A recent study by the U.S. Department of Veterans Affairs discovered that pharmacogenomic testing might help doctors avoid prescribing antidepressants that might have unwelcomed results.
The researchers identified the patients who underwent genetic testing got more positive outcomes than the patients with regular treatments. The group with genetic testing showed a decrease in depression indications over 24 weeks of treatment, reaching a peak at 12 weeks. A major depressive disorder was observed through the study of each patient.
According to the results that appeared in the Journal of the American Medical Association in the July 2022 issue, Dr. David Oslin, director of VA’s VISN 4 Mental Illness, Research, Education, and Clinical Center (MIRECC), who led the study, thinks the results will motivate the doctors to consider using pharmacogenomic testing, of course with patient consent, to support drive treatment decisions.

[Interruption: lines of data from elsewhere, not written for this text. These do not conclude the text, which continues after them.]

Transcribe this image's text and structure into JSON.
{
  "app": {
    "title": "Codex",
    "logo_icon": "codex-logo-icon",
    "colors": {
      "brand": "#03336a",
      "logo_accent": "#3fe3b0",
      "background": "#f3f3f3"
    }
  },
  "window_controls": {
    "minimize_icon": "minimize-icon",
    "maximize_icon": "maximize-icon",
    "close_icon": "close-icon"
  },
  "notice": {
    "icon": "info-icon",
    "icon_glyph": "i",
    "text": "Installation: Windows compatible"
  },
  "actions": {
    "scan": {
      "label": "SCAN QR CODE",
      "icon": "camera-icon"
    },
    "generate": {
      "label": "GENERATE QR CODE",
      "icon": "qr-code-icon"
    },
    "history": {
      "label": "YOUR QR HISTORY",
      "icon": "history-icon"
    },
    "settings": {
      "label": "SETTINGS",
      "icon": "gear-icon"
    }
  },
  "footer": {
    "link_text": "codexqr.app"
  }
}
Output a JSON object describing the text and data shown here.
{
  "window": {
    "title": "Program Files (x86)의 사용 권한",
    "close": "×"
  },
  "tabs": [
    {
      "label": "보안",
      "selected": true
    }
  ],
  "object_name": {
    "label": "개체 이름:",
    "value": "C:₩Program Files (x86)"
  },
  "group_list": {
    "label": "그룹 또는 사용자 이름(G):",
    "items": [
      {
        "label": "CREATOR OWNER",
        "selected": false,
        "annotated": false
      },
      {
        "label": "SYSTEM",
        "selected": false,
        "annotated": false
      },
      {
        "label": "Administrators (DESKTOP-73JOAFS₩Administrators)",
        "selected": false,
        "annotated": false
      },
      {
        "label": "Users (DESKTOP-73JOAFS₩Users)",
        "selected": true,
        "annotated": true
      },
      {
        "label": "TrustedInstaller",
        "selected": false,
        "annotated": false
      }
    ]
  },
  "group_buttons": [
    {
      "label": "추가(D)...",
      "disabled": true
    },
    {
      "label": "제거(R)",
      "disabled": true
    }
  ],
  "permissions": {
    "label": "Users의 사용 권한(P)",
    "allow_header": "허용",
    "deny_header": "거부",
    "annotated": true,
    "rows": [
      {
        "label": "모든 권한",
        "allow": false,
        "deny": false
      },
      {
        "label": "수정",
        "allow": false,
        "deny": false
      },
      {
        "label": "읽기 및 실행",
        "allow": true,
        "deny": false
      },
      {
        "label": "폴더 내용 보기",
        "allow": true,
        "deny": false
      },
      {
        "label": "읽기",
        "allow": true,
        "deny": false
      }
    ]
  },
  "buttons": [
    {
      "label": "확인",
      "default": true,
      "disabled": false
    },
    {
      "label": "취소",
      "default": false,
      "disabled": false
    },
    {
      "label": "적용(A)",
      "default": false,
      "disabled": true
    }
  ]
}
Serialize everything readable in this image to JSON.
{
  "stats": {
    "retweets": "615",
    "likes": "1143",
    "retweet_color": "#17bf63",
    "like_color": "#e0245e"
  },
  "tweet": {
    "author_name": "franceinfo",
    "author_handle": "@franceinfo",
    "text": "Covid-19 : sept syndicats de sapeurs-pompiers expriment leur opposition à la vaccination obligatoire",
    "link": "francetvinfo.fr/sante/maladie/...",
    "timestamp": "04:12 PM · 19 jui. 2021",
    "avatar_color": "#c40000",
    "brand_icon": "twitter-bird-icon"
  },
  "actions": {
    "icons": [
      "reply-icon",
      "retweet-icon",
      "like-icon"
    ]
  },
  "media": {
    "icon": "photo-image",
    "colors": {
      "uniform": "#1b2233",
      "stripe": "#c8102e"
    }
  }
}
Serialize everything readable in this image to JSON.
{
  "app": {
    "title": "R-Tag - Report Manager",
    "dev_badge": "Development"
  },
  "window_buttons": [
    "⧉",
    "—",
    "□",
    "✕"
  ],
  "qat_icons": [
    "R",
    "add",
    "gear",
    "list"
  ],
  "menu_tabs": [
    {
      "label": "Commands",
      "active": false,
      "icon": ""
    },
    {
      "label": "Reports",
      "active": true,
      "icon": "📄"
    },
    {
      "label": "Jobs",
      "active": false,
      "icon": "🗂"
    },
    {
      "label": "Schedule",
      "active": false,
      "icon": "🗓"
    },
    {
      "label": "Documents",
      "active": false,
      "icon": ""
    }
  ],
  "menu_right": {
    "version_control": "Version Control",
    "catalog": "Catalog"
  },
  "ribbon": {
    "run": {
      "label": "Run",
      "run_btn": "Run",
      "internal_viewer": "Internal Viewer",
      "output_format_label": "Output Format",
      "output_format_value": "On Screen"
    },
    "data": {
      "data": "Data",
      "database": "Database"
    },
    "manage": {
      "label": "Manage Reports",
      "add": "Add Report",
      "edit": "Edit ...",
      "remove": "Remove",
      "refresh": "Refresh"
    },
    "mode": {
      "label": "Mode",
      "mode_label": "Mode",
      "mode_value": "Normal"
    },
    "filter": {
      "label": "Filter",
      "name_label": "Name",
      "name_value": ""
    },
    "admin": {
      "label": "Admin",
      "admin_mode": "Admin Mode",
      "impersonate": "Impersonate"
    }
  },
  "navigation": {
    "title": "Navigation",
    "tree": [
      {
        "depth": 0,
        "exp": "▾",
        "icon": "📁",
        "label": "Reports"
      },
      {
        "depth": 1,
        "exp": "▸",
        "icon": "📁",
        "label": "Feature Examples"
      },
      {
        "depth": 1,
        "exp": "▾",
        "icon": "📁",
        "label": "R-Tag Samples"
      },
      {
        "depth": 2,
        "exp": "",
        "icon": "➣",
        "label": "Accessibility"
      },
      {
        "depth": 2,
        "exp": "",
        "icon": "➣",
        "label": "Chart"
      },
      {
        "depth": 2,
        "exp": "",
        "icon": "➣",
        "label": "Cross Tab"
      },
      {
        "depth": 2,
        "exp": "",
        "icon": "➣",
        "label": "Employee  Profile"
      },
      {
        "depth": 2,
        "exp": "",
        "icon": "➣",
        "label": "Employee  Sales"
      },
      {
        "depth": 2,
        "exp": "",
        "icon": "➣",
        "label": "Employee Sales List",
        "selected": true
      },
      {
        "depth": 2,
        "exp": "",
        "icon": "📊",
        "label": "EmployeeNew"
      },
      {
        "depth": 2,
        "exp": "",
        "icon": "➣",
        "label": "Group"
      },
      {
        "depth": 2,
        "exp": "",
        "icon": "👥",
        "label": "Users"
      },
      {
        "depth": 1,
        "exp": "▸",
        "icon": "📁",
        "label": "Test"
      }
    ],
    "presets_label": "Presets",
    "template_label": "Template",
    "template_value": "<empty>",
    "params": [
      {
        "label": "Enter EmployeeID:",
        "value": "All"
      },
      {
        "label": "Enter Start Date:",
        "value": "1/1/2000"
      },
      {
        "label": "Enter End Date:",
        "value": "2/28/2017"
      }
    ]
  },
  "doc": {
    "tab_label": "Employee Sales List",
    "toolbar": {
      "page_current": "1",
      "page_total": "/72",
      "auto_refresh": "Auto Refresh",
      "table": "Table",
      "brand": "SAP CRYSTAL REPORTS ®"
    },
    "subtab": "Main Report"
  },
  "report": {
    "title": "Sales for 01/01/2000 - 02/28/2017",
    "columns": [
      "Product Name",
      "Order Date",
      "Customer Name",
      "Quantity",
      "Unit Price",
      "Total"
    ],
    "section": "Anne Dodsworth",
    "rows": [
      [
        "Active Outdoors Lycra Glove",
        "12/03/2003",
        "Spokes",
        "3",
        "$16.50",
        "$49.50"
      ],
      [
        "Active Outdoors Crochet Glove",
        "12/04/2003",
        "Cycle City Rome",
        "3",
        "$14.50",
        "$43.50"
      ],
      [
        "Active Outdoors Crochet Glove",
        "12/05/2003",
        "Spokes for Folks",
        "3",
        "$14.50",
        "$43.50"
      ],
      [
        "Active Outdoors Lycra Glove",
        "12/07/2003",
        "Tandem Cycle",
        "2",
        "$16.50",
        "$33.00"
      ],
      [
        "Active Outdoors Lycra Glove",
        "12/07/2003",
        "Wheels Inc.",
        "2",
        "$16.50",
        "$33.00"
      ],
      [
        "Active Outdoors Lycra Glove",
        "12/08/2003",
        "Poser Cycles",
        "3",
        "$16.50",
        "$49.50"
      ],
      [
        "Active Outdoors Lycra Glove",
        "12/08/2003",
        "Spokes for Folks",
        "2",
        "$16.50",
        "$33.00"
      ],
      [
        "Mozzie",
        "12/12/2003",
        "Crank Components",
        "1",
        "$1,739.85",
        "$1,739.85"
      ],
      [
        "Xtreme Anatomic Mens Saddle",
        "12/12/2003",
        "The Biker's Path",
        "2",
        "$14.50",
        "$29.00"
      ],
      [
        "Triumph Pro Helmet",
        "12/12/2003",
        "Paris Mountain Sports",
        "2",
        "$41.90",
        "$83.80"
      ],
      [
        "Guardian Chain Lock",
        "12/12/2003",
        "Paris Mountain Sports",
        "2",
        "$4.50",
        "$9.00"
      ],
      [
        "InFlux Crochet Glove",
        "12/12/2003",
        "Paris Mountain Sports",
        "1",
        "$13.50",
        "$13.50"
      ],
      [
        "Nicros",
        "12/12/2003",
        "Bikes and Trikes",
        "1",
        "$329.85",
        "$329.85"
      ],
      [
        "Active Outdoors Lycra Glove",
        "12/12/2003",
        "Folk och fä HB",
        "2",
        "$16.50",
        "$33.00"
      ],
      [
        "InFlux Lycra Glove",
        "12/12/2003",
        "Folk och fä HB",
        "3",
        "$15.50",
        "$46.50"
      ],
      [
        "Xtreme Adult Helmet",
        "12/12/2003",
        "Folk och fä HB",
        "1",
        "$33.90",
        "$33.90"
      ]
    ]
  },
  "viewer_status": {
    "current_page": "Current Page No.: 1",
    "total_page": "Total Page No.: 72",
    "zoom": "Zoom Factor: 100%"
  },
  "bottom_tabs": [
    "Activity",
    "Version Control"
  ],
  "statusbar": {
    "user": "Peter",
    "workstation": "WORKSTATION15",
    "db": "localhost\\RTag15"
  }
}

Dr. David said, “From a VA policy perspective, I don’t think that we would say the study is robust enough that we recommend testing everybody.”